From Stone to Steel: A History of Knives and Blades
Knives. What would we do without them? No, literally. Imagine hunting an animal and carving meat without a knife. Imagine trying to cut down a tree without a sharp, durable blade. For a more modern-day example, imagine opening your Amazon package or eating a steak without a knife.
Knives give us comfort and convenience––more importantly, they help us survive. If I was on a deserted island, I would need a knife more than anything to survive. With a knife, I could cut down trees to make a shelter. I could carve out a coconut to make a container for water. I could chop up plants and hunt animals with a knife. This is the exact situation our ancestors were in 2.5 million years ago: They needed knife-like objects to survive against the elements, dehydration, and starvation.
The earliest-known object resembling a knife was discovered in an archeological site in Tanzania, called Oldowan. This object––simply put––was a stone (not really a knife or blade at all) and it was used for cutting plants and butchering animals.
After stone, in 4000 BCE, Egyptians made knives carved out of flint and obsidian. These blades were made by chipping, scratching, or cutting them with another material. It is speculated by historians that bladesmithing predated the discovery of fire.
When fire-making was discovered, the use of fire for forging a blade revolutionized how weapons and knives were made.
The discovery and use of iron in 1000 BCE also changed the knife-making game. However, iron, alone, was not a strong material because it was prone to rusting and it was too malleable.

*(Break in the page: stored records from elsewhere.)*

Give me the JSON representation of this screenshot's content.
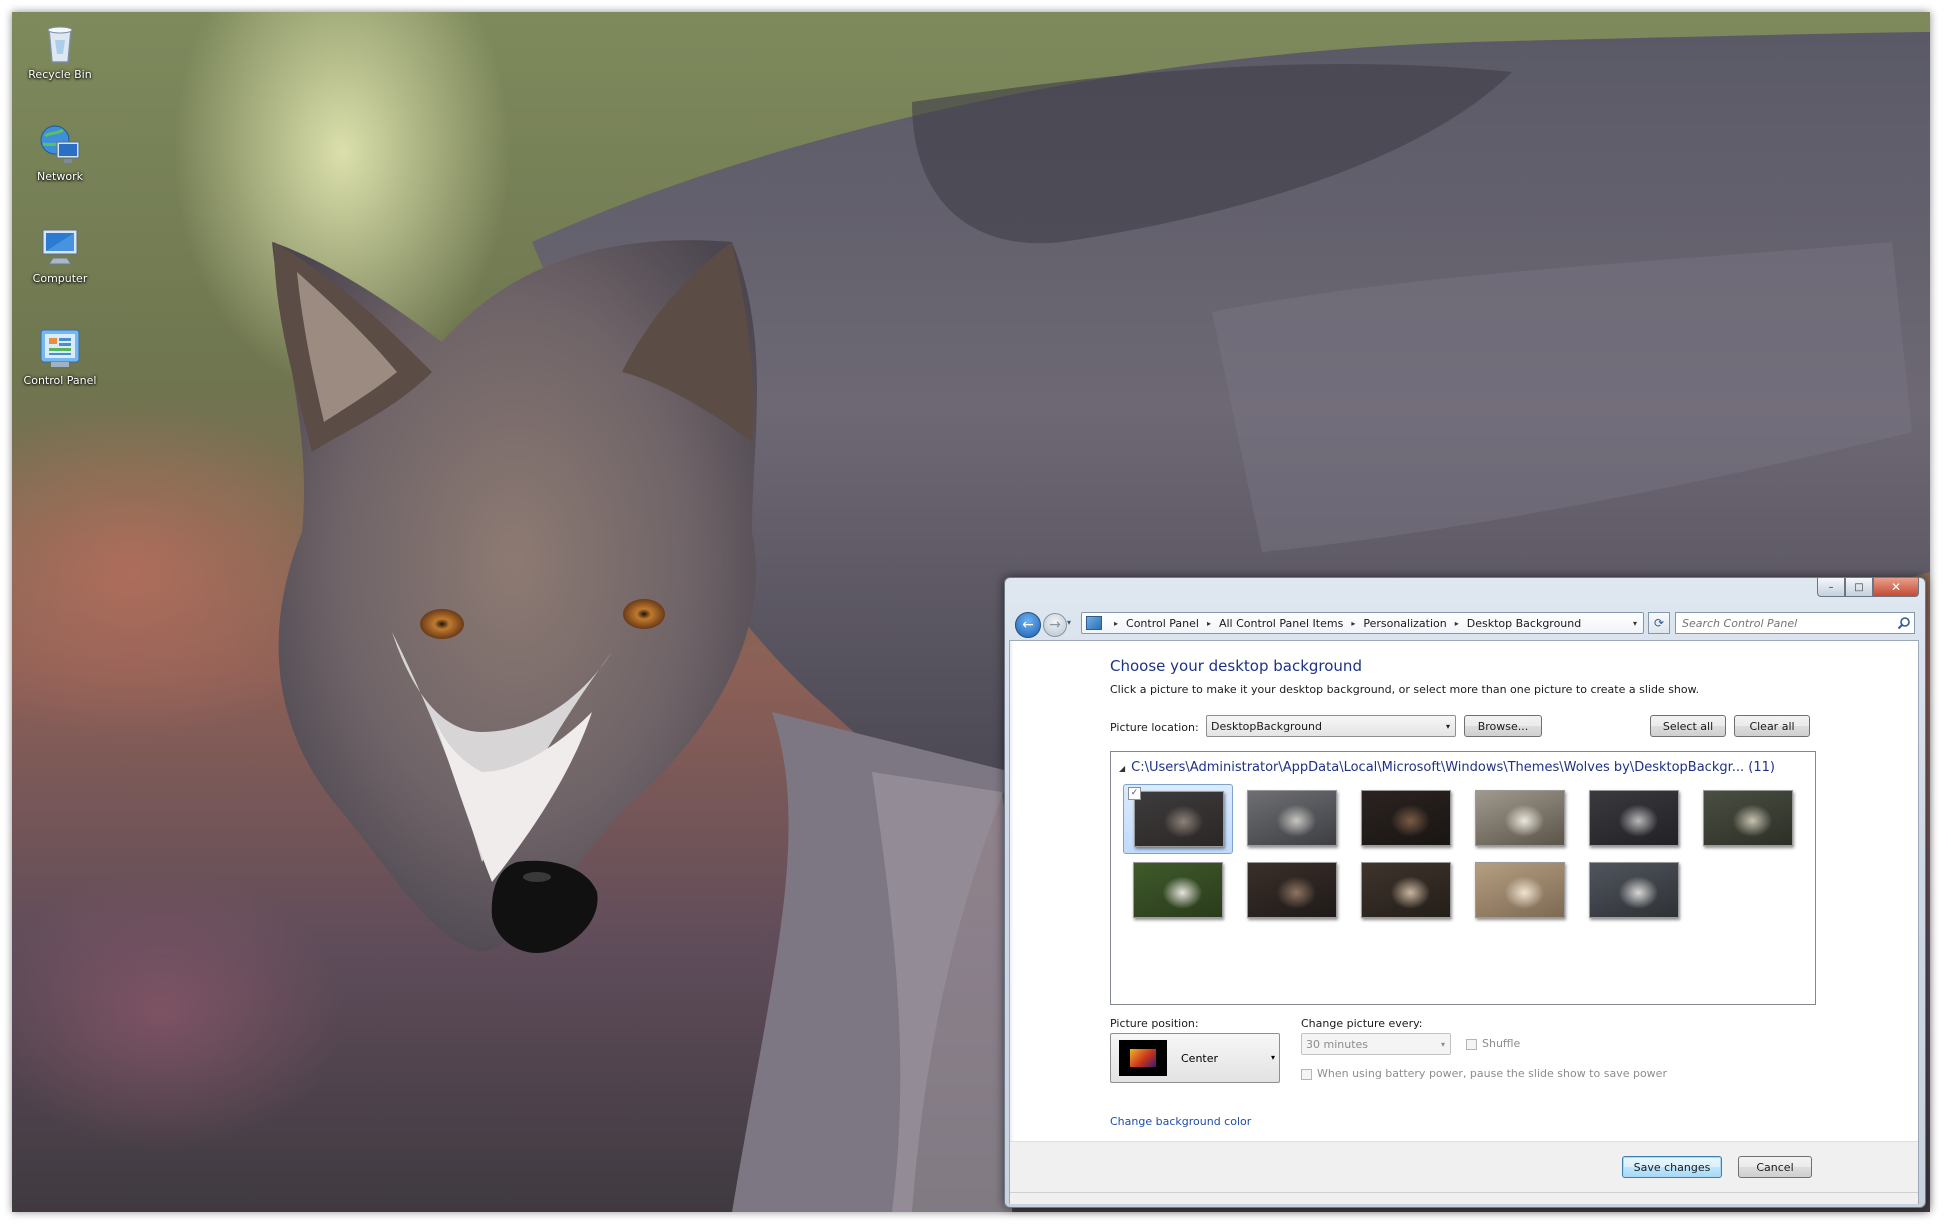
{
  "desktop": {
    "icons": [
      {
        "label": "Recycle Bin",
        "icon": "recycle-bin-icon"
      },
      {
        "label": "Network",
        "icon": "network-icon"
      },
      {
        "label": "Computer",
        "icon": "computer-icon"
      },
      {
        "label": "Control Panel",
        "icon": "control-panel-icon"
      }
    ]
  },
  "window": {
    "caption_buttons": {
      "minimize": "–",
      "maximize": "□",
      "close": "✕"
    },
    "nav": {
      "back": "←",
      "forward": "→",
      "recent": "▾"
    },
    "breadcrumb": [
      "Control Panel",
      "All Control Panel Items",
      "Personalization",
      "Desktop Background"
    ],
    "breadcrumb_separator": "▸",
    "address_dropdown": "▾",
    "refresh": "⟳",
    "search_placeholder": "Search Control Panel",
    "title": "Choose your desktop background",
    "subtitle": "Click a picture to make it your desktop background, or select more than one picture to create a slide show.",
    "picture_location_label": "Picture location:",
    "picture_location_value": "DesktopBackground",
    "browse_label": "Browse...",
    "select_all_label": "Select all",
    "clear_all_label": "Clear all",
    "group_toggle": "◢",
    "group_header": "C:\\Users\\Administrator\\AppData\\Local\\Microsoft\\Windows\\Themes\\Wolves by\\DesktopBackgr... (11)",
    "thumbnails": [
      {
        "selected": true,
        "checked": true,
        "palette": [
          "#3d3b3c",
          "#8e8178",
          "#2c2726"
        ]
      },
      {
        "selected": false,
        "checked": false,
        "palette": [
          "#6e6f73",
          "#c9c6c1",
          "#3d3f44"
        ]
      },
      {
        "selected": false,
        "checked": false,
        "palette": [
          "#2b2320",
          "#7a5c45",
          "#191513"
        ]
      },
      {
        "selected": false,
        "checked": false,
        "palette": [
          "#a09a8e",
          "#ece8e0",
          "#5b5448"
        ]
      },
      {
        "selected": false,
        "checked": false,
        "palette": [
          "#3a3a3e",
          "#b9b8bb",
          "#222226"
        ]
      },
      {
        "selected": false,
        "checked": false,
        "palette": [
          "#4a4f42",
          "#c8c2b1",
          "#2c2f26"
        ]
      },
      {
        "selected": false,
        "checked": false,
        "palette": [
          "#3f5a2a",
          "#e6e4df",
          "#2a3b1c"
        ]
      },
      {
        "selected": false,
        "checked": false,
        "palette": [
          "#3a2f2a",
          "#8f7463",
          "#1f1a18"
        ]
      },
      {
        "selected": false,
        "checked": false,
        "palette": [
          "#3e342c",
          "#c9b6a0",
          "#241e19"
        ]
      },
      {
        "selected": false,
        "checked": false,
        "palette": [
          "#b59e80",
          "#efe4d2",
          "#7d6a54"
        ]
      },
      {
        "selected": false,
        "checked": false,
        "palette": [
          "#50555d",
          "#d8d8d6",
          "#2e3136"
        ]
      }
    ],
    "checkmark": "✓",
    "picture_position_label": "Picture position:",
    "picture_position_value": "Center",
    "change_every_label": "Change picture every:",
    "change_every_value": "30 minutes",
    "shuffle_label": "Shuffle",
    "battery_label": "When using battery power, pause the slide show to save power",
    "change_bg_color_link": "Change background color",
    "save_label": "Save changes",
    "cancel_label": "Cancel",
    "dropdown_arrow": "▾"
  }
}
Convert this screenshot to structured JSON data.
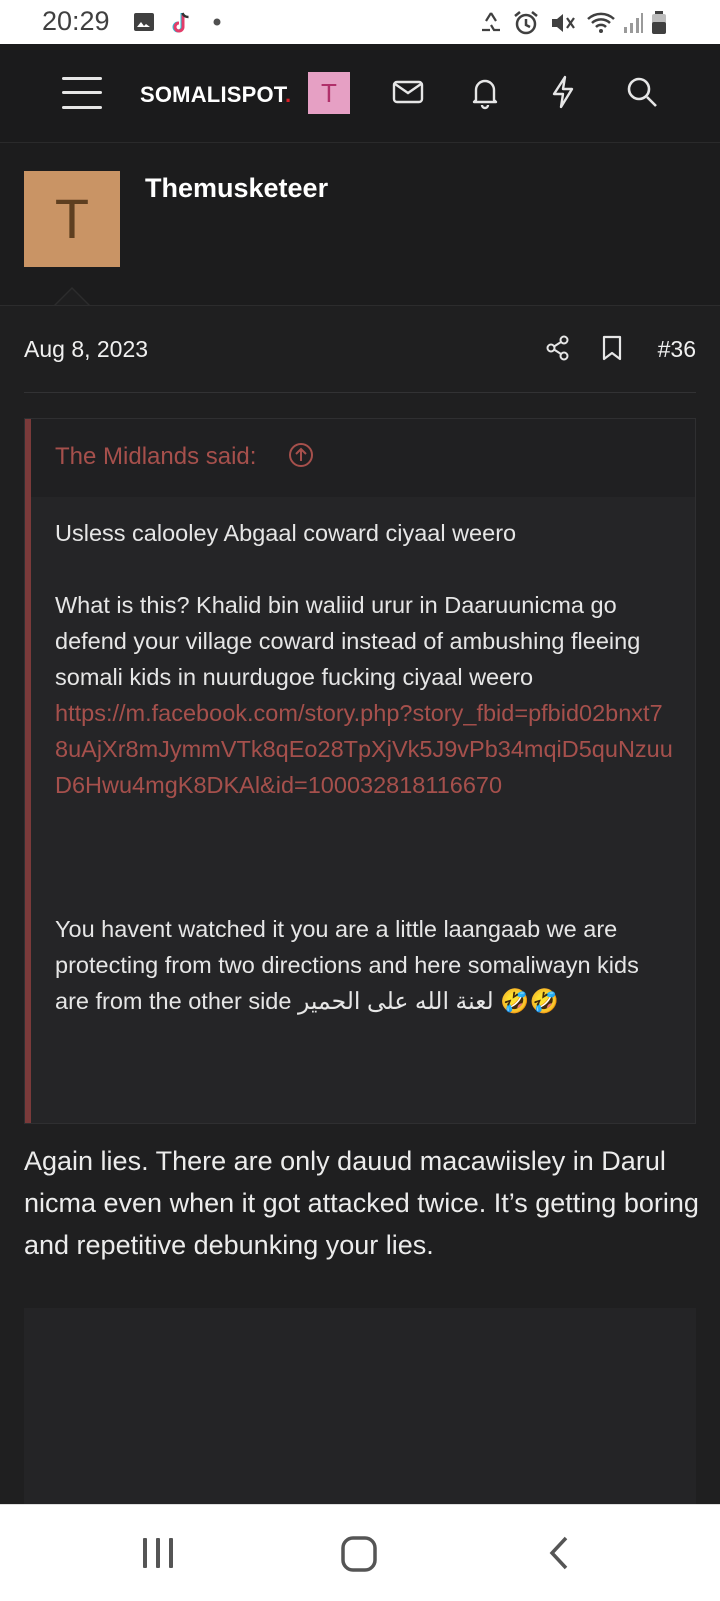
{
  "status_bar": {
    "time": "20:29",
    "icons": [
      "gallery-icon",
      "tiktok-icon",
      "dot-icon",
      "recycle-icon",
      "alarm-icon",
      "mute-icon",
      "wifi-icon",
      "signal-icon",
      "battery-icon"
    ]
  },
  "header": {
    "logo_text": "SOMALISPOT",
    "logo_dot": ".",
    "user_initial": "T",
    "icons": [
      "menu-icon",
      "inbox-icon",
      "bell-icon",
      "lightning-icon",
      "search-icon"
    ]
  },
  "post": {
    "avatar_initial": "T",
    "username": "Themusketeer",
    "date": "Aug 8, 2023",
    "number": "#36",
    "quote": {
      "title": "The Midlands said:",
      "line1": "Usless calooley Abgaal coward ciyaal weero",
      "para2": "What is this? Khalid bin waliid urur in Daaruunicma go defend your village coward instead of ambushing fleeing somali kids in nuurdugoe fucking ciyaal weero",
      "link": "https://m.facebook.com/story.php?story_fbid=pfbid02bnxt78uAjXr8mJymmVTk8qEo28TpXjVk5J9vPb34mqiD5quNzuuD6Hwu4mgK8DKAl&id=100032818116670",
      "para3": "You havent watched it you are a little laangaab we are protecting from two directions and here somaliwayn kids are from the other side لعنة الله على الحمير 🤣🤣"
    },
    "reply": "Again lies. There are only dauud macawiisley in Darul nicma even when it got attacked twice. It’s getting boring and repetitive debunking your lies."
  },
  "colors": {
    "accent": "#a6504c",
    "background": "#1f1f20",
    "logo_dot": "#d91f26"
  }
}
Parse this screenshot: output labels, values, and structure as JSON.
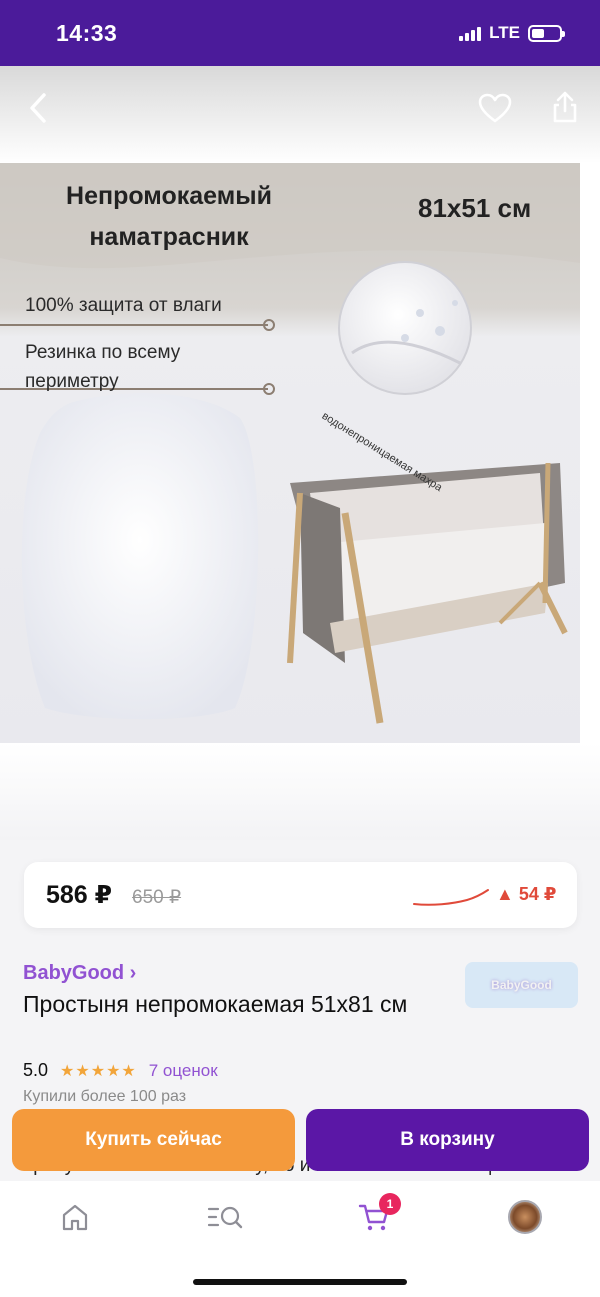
{
  "status_bar": {
    "time": "14:33",
    "network": "LTE"
  },
  "image": {
    "title": "Непромокаемый наматрасник",
    "size": "81х51 см",
    "feature1": "100% защита от влаги",
    "feature2": "Резинка по всему периметру",
    "caption": "водонепроницаемая махра"
  },
  "price": {
    "current": "586 ₽",
    "old": "650 ₽",
    "change": "▲ 54 ₽",
    "trend_color": "#e04a3a"
  },
  "product": {
    "brand": "BabyGood ›",
    "brand_logo": "BabyGood",
    "title": "Простыня непромокаемая 51х81 см",
    "rating": "5.0",
    "stars": "★★★★★",
    "reviews": "7 оценок",
    "bought": "Купили более 100 раз",
    "description_fragment_1": "м",
    "description_fragment_2": "пропускает не только влагу, но и мельчайшие частицы"
  },
  "actions": {
    "buy_now": "Купить сейчас",
    "add_to_cart": "В корзину"
  },
  "nav": {
    "items": [
      "home-icon",
      "catalog-search-icon",
      "cart-icon",
      "profile-avatar"
    ],
    "cart_count": "1",
    "active_color": "#9152d2"
  },
  "colors": {
    "brand_purple": "#4b1b9a",
    "buy_orange": "#f49a3c",
    "cart_purple": "#5b17a6"
  }
}
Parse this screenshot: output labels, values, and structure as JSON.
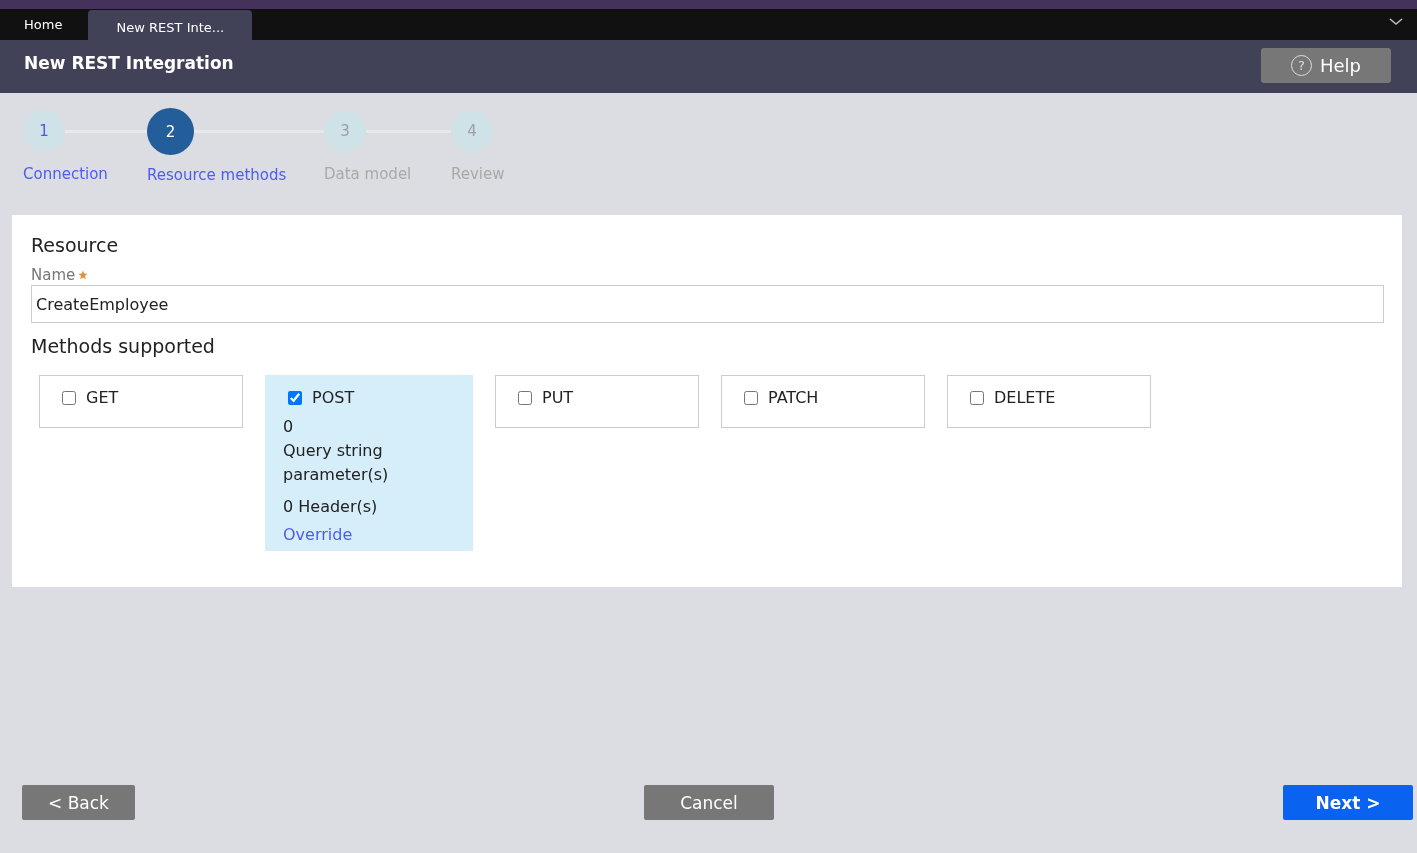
{
  "tabs": [
    {
      "label": "Home",
      "selected": false
    },
    {
      "label": "New REST Inte...",
      "selected": true
    }
  ],
  "header": {
    "title": "New REST Integration",
    "help_icon": "?",
    "help_button": "Help"
  },
  "steps": [
    {
      "number": "1",
      "label": "Connection",
      "done": true,
      "selected": false
    },
    {
      "number": "2",
      "label": "Resource methods",
      "done": false,
      "selected": true
    },
    {
      "number": "3",
      "label": "Data model",
      "done": false,
      "selected": false
    },
    {
      "number": "4",
      "label": "Review",
      "done": false,
      "selected": false
    }
  ],
  "resource": {
    "heading": "Resource",
    "name_label": "Name",
    "name_required": true,
    "name_value": "CreateEmployee"
  },
  "methods_heading": "Methods supported",
  "methods": [
    {
      "label": "GET",
      "checked": false
    },
    {
      "label": "POST",
      "checked": true,
      "query_count": "0",
      "query_label": "Query string parameter(s)",
      "headers": "0 Header(s)",
      "link": "Override"
    },
    {
      "label": "PUT",
      "checked": false
    },
    {
      "label": "PATCH",
      "checked": false
    },
    {
      "label": "DELETE",
      "checked": false
    }
  ],
  "footer": {
    "back": "< Back",
    "cancel": "Cancel",
    "next": "Next >"
  }
}
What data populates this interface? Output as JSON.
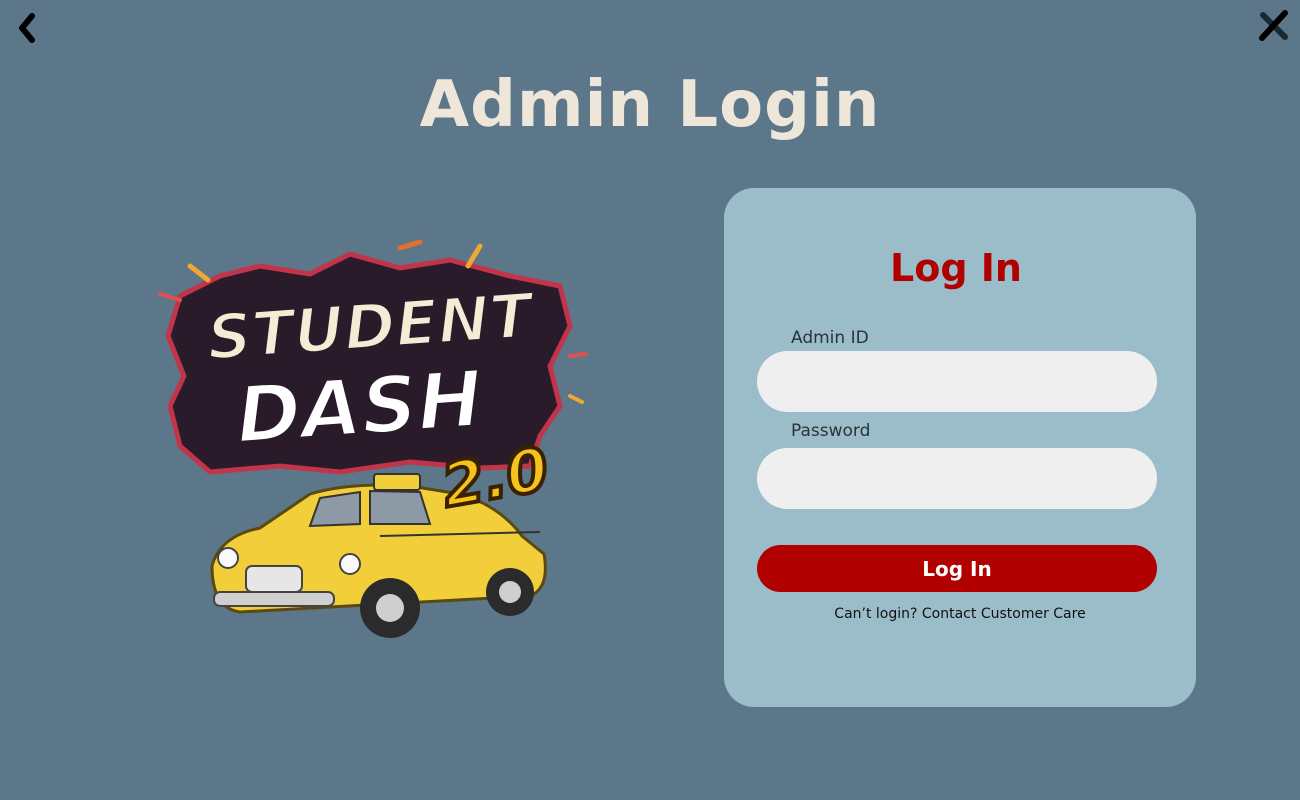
{
  "header": {
    "title": "Admin Login",
    "back_icon": "chevron-left-icon",
    "close_icon": "close-icon"
  },
  "logo": {
    "line1": "STUDENT",
    "line2": "DASH",
    "version": "2.0",
    "image": "yellow-taxi"
  },
  "login_form": {
    "title": "Log In",
    "admin_id": {
      "label": "Admin ID",
      "value": "",
      "placeholder": ""
    },
    "password": {
      "label": "Password",
      "value": "",
      "placeholder": ""
    },
    "submit_label": "Log In",
    "help_text": "Can’t login? Contact Customer Care"
  },
  "colors": {
    "background": "#5b7789",
    "title": "#efe6da",
    "panel": "#9bbdc9",
    "accent": "#b00000",
    "input": "#efefef"
  }
}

By 900 BCE, ancient Egyptians made steel by combining carbon and iron, creating an efficient and strong material. Since then, steel has developed into various types such as stainless steel, alloy steel, and high-chrome steel. Steel has been used for millennia since its discovery in 900 BCE.
Swords were first formed out of copper. During the Roman era, swords such as the Gladius were made of high-carbon steel. By this point, bladesmiths had a good idea of how to manipulate the blades and metals to work well in combat. The Gladius had a blade made for slashing and cutting.
By medieval times, the blade of knives had evolved from a single blade to a double-edged blade, making for a more deadly impact.
Fun fact: in the 1450s, upper-class people would eat their meals with the same blade they fought battles with—talk about a health risk! The idea that separate blades should be used in the kitchen and battle originated in the 1600s—likely after many accidents involving severed tongues and hands at the dinner table.
Smaller, compact knives such as pocket knives have existed since the Iron Age, about 600 BCE. Then, in the 1650s, these were called ‘penny knives’ and were made cheap and widely available. Specialized knives such as the butcher’s knife and bread knife originated in the 1800s. Over millennia, knives were separated and specialized into knives with blades designed for a specific culinary use and purpose.
As knife-making materials changed, so did the designs of blades and their handles. Paleolithic stone knives had leather or fur wrapping around the handles. The Roman soldier’s Pugio had a blade that was thin and a sheath that served a functional, but aesthetic, purpose. Gems and ornate designs have been evident in knife handles and blades since the Bronze Age.
Different designs or styles of blades could also communicate rank within armies. Fighting knives and blades were designed to have different uses in battle, giving rise to different blade lengths and designs. For example, a short blade would be preferred for close combat fighting, whereas a longer blade would be used on horseback or in other forms of battle.
Since industrialization, most knives have been standardized. Everyone owns a set of knives which include a paring knife, a serrated knife, and a chef’s knife. However, with the standardization of knives, there has been a greater appreciation for the craft of modern-day bladesmiths; people can appreciate the craftsmanship of a lightweight, ornately designed blade.
This makes bladesmithing today a relevant and unique trade with a deep history. The evolution of knives and knifemaking, from stone to steel, reflects how knives and blades have evolved with humankind. Over 2.5 million years, knives have remained a critical tool, carrying cultural relevance and importance over many millennia.
Even today, the fact remains true: we need knives for our survival. Knives will always be a part of human existence. What will they look like in the next millennia?